1.3 Public procurement as a tool for National Defense
Countries now implement deliberate policies to develop locally registered companies. The strategy deployedencourages global companies to open local branches, reduces contract management costs over the project lifecycle and above all facilitates skills transfer to nationals.
The policy implemented is SIMPLE, yet effective.
PDEs are encouraged to make all procurements ‘open’ to local and international bidders. As a result, international bidders are encouraged to apply. For example in Kenya, many government tenders are available, https://www.tenders.go.ke/website, the national procurement portal. A quick check on any listed tender shows that the majority are “open tender”, indicating that they are open to all. See Figure 1.
But there is a catch.
When you download the bid document to try your luck, you find that as an International Vendor, you cannot bid directly. See Figure 2.
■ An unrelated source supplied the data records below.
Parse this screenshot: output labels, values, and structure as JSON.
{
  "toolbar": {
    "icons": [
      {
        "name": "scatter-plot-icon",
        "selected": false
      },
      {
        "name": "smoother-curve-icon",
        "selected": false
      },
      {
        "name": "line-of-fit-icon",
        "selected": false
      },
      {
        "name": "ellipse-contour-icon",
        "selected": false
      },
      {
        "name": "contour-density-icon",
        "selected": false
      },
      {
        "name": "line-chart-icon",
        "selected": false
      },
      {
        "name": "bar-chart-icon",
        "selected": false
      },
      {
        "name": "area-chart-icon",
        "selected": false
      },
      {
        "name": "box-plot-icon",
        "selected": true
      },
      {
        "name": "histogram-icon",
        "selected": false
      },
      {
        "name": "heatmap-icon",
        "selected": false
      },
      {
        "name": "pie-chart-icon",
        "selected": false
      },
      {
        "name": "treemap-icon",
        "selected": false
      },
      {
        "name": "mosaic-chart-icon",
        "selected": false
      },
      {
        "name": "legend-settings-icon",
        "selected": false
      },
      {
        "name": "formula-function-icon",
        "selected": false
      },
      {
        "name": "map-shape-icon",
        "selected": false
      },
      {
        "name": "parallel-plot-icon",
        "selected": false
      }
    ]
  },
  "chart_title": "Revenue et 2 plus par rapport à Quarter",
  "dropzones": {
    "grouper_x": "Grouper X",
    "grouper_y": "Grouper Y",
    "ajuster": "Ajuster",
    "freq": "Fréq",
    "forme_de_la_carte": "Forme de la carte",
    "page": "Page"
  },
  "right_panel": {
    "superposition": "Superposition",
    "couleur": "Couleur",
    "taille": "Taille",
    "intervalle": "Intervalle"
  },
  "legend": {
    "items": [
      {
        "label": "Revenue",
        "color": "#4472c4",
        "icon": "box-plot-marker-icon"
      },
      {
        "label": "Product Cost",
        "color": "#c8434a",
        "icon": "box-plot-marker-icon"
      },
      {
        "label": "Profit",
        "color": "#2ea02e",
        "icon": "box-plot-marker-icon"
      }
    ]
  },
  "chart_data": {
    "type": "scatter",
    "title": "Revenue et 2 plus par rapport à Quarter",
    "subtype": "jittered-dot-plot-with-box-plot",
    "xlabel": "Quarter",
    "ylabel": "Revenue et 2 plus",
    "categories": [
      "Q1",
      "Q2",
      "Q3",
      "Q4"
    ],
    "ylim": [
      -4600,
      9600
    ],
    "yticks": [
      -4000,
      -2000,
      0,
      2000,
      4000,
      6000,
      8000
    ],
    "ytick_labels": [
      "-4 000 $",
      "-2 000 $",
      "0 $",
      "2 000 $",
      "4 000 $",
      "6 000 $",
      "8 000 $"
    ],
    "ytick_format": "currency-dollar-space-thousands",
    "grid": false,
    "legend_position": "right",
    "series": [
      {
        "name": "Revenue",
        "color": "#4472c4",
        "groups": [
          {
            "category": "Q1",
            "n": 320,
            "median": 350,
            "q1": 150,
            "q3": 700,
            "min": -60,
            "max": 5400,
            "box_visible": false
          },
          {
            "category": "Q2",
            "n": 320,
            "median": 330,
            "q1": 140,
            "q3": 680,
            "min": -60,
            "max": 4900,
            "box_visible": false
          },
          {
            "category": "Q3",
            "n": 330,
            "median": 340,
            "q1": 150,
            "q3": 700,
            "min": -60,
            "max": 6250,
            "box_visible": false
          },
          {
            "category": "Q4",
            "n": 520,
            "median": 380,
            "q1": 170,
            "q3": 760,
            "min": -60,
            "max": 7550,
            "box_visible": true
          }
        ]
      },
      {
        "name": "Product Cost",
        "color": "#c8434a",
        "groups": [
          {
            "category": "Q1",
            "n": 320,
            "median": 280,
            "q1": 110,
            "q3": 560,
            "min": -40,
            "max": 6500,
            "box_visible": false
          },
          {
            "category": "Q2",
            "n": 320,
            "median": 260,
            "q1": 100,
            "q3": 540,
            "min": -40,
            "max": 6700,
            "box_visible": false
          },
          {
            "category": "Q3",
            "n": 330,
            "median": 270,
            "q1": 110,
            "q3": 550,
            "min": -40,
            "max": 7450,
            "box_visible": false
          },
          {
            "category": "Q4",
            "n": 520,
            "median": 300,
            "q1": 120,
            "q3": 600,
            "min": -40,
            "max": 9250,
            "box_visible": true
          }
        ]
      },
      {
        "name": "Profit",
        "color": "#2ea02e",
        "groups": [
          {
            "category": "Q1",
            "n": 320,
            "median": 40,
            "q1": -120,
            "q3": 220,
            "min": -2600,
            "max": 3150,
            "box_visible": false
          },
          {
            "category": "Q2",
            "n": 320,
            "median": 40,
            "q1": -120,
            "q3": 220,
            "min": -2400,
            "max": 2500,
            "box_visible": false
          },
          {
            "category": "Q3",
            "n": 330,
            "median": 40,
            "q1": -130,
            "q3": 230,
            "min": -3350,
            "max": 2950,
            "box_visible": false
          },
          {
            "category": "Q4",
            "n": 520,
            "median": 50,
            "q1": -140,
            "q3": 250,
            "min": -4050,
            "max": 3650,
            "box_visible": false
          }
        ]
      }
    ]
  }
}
As you can see in Figure 2, you must be a locally registered company to fulfill requirements MR 2, MR 3, MR 4, MR 9 and MR 10. Similar requirements apply to recently published tender, TENDER NO. CBK/011/2019-2020 is available at https://www.tenders.go.ke/website/tender/Details/VLMIOF.
The catch is that whether Tender is open to International Bidders or not, you must be a locally registered company to meet the mandatory requirements. How else can a company obtain a Certificate of Tax Compliance unless it is registered in Kenya? Other countries do the same. I am aware that Uganda too requires companies to submit such documents when bidding. Unfortunately for Uganda, this requirement seems to apply only for local contracts.
Since 2010, our firm has undertaken several projects in different African countries, Asia and UAE. In all these countries, we must offer a competitive service that no local firm can offer competitively like us. Even then, we are required to have a Trading License, VAT registration in our company names, Anti-corruption self-declaration form, and National ID for Team Leader!
Taken together, only locally registered vendors can meet such requirements. The policy has thus forced international companies to open local branches. For this reason, in Kenya, top global companies have regional offices which house local subsidiaries. And now Rwanda is sharing the spoils. Same story in Tanzania.
For my company, we have to identify a locally registered company to partnership in order to fulfill the bidding requirements. In the end, we find sharing over 40% to 50% of the net revenue from the project with the local partner, thereby spending the money in the country. Even more, we must train the local partner in the services we offer so that they can provide customer support after project setup. The contracts we sign – whether with government agencies or private companies, do not allow external consultants providing support for more than three to six months after implementation. This means we must do total knowledge transfer.
In the end, we identify a local partner. Sign a Memorandum of Understanding that compels us to train their local staff in our technologies and tools. Aware that the government spends a lot of money in project support – whereby in case of a small glitch after project setup, the Procurement and Disposal Entity (PDE) spends a lot of money in ait ticket, hotel accommodation for an external consultant. This is usually a hidden cost in contracts.
Recommended policy changes
By Mustapha B Mugisa, Mr, Strategy. Email: firstname.lastname@example.org.